So much? It makes all the difference.What renders the canvas-back of the waters of the Chesapeake the very best bird that flies; while here, in Long Island Sound, or on the Jersey shore, he is, at the best, but a fourth-rate duck?the wild celery, which he eats there, and which he cannot get here, for his life.
This is six years old, answered ArcherBlack-faced, Scotch, mountain, of my own importation, my own feeding, and my own killing. It has been hanging three weeks, and, by the way it cuts, I believe it is in prime orderdone to a turn I can see that it is. Will you have some?
I dont prohibit anythingbut I dont eat it, and I think it bad taste to do so. Venison I think the only thing that is improved by it. Canvas-back ducks I think it ruins. Nor should I think C. E.s plum jelly with grouse one whit better. The sharpness of currant jelly is very suitable to the excessive fat of English park-fed venison; but with any lean meat I think it needless, to say the best. There is but one sauce for any kind of gallinaceous game, when roasted, whether his name be grouse, partridge, pheasant, quail, or wild turkey.
And that is bread sauce; made of the crumb of a very light French roll, stewed in cream and passed through a tamis, one small white onion may be boiled in it, but must be taken out before it is served up to table; a lump of fresh butter as big as a walnut may be added, and a very little black pepper. Let it be thick and hot, and nothing else is needed; unless, indeed, you like a few fried crumbs, done very crisp and brown.
Pass it round, Timothy, said Harrythats not a bad move of old Toms by any means. I believe I was riding one of my hobbies a little hard. But it provokes me to see the good things which are destroyed in this country by bad cookery; and it provokes me yet worse to hear hypocrites and fools talk as if it were wrong for the creature to enjoy the good things designed for his use by a good Creator.
Right, Frank, for a thousand! said Harry, and after the woodcock, which Tim is bringing in, well broach a flask of Burgundy.Hock with your white game, Burgundy with your brown! But hold, hold! Timothy, Mr. Draw will not touch that hockits too thin and cold for his palate.
The woodcock followed, were discussed, and pronounced perfect; they were diluted with a flask of Nuits Richelieu, so exquisitely rich and fruity, and of so absolute a bouquet, that even the hostility of fat Tom toward all French wines was drowned in the goblet, thrice the full of which, mantling to the brim, he quaffed in quick succession.

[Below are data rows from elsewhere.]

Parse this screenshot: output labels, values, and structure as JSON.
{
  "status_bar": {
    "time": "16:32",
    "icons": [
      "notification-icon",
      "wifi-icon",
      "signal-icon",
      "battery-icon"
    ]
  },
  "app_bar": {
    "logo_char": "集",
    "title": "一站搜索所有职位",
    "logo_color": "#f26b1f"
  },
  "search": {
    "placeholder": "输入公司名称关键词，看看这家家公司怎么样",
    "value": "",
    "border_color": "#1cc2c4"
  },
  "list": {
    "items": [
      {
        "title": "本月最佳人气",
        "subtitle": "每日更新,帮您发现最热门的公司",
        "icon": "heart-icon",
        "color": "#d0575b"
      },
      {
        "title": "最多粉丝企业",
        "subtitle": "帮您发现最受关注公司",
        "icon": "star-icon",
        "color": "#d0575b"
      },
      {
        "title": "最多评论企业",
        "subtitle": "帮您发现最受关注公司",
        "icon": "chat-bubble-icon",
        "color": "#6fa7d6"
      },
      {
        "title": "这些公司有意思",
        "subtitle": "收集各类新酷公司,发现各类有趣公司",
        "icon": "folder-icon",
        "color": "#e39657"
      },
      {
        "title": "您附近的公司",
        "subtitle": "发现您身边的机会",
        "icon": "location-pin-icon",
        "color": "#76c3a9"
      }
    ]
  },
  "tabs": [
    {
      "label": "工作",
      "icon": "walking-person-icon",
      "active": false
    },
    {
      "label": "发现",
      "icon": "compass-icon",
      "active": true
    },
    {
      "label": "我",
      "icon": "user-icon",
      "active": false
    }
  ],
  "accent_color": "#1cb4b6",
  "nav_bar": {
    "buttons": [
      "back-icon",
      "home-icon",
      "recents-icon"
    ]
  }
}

The Stilton cheese, red herring, and caviare, which succeeded, again moved his ire, and were denounced as stinkin trash fit for no one to eat but a darned greedy Englishman; but the bumper of port again mollified him, and he said that if they ate them cussed nasty things jist to make the wine taste the better for the contrast, he didnt see no sense in that, for it was mazin nice without no nastiness afore it.
The devilled biscuits he approved mightily, as creating a wholesome drought, which he applied himself to assuage by emptying three bottles of pale sherry to his own cheek, while the three young men were content with one double magnum of Chateau Latour. But when he emptied the third bottle he was as cool and collected as if he had not tasted a single drop, and was half disposed to run rusty at being summoned into the library to take a cup of coffee and an old cherootbut here again his wrath was once more assuaged by the curaçoa, of which he drank off half a tumbler, and then professed himself ready for a quiet rubber, while Tim was gittin supper.